=== Dataset records ===
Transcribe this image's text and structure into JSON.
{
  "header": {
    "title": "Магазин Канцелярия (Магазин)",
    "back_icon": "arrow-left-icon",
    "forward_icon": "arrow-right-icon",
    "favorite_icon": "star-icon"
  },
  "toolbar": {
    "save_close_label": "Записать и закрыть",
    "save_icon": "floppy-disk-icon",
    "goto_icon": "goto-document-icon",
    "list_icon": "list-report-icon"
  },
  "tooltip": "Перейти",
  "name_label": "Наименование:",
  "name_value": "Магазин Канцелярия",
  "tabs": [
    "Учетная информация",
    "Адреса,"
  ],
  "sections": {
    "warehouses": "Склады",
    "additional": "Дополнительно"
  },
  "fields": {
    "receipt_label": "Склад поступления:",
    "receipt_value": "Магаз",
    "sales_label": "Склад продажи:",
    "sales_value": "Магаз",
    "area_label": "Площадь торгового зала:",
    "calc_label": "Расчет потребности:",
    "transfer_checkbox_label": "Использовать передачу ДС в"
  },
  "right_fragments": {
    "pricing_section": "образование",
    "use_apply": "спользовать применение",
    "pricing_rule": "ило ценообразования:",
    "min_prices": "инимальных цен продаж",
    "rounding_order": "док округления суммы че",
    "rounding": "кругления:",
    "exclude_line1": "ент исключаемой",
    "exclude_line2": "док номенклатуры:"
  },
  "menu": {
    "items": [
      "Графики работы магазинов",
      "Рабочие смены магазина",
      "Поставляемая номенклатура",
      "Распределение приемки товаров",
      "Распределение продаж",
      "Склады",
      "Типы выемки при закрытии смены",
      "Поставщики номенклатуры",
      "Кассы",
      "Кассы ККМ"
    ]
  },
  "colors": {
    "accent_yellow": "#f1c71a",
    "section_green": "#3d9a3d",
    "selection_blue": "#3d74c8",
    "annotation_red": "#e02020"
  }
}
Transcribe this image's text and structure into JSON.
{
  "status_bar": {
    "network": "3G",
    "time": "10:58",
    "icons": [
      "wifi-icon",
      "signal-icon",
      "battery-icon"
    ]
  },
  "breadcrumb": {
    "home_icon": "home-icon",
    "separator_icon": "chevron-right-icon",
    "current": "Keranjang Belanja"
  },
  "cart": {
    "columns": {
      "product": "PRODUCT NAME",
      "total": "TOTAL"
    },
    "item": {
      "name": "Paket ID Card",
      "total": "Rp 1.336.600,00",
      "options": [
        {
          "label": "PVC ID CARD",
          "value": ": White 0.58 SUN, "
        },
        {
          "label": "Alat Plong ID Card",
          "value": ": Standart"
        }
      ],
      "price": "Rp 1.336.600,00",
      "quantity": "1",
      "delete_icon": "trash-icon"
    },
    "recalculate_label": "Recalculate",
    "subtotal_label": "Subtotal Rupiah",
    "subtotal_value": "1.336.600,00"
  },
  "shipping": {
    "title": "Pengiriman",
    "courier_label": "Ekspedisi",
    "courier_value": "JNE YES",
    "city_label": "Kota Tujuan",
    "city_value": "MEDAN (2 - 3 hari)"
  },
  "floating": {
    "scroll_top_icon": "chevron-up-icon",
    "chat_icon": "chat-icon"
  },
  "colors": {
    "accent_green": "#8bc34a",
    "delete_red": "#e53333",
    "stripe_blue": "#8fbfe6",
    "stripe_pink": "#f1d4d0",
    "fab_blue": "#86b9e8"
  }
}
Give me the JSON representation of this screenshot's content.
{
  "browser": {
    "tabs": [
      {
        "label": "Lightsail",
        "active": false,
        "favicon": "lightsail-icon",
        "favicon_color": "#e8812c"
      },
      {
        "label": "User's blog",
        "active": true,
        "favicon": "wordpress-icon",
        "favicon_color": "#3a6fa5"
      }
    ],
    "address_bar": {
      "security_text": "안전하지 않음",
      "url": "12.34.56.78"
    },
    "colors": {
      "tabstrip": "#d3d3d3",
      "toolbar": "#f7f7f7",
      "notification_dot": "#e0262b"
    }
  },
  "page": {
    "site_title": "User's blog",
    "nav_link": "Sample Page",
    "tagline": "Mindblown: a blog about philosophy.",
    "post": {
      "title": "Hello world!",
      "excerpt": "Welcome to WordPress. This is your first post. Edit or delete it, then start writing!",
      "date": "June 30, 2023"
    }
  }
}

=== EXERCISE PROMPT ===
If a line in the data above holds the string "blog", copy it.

=== SOLUTION BELOW ===
        "label": "User's blog",
    "site_title": "User's blog",
    "tagline": "Mindblown: a blog about philosophy.",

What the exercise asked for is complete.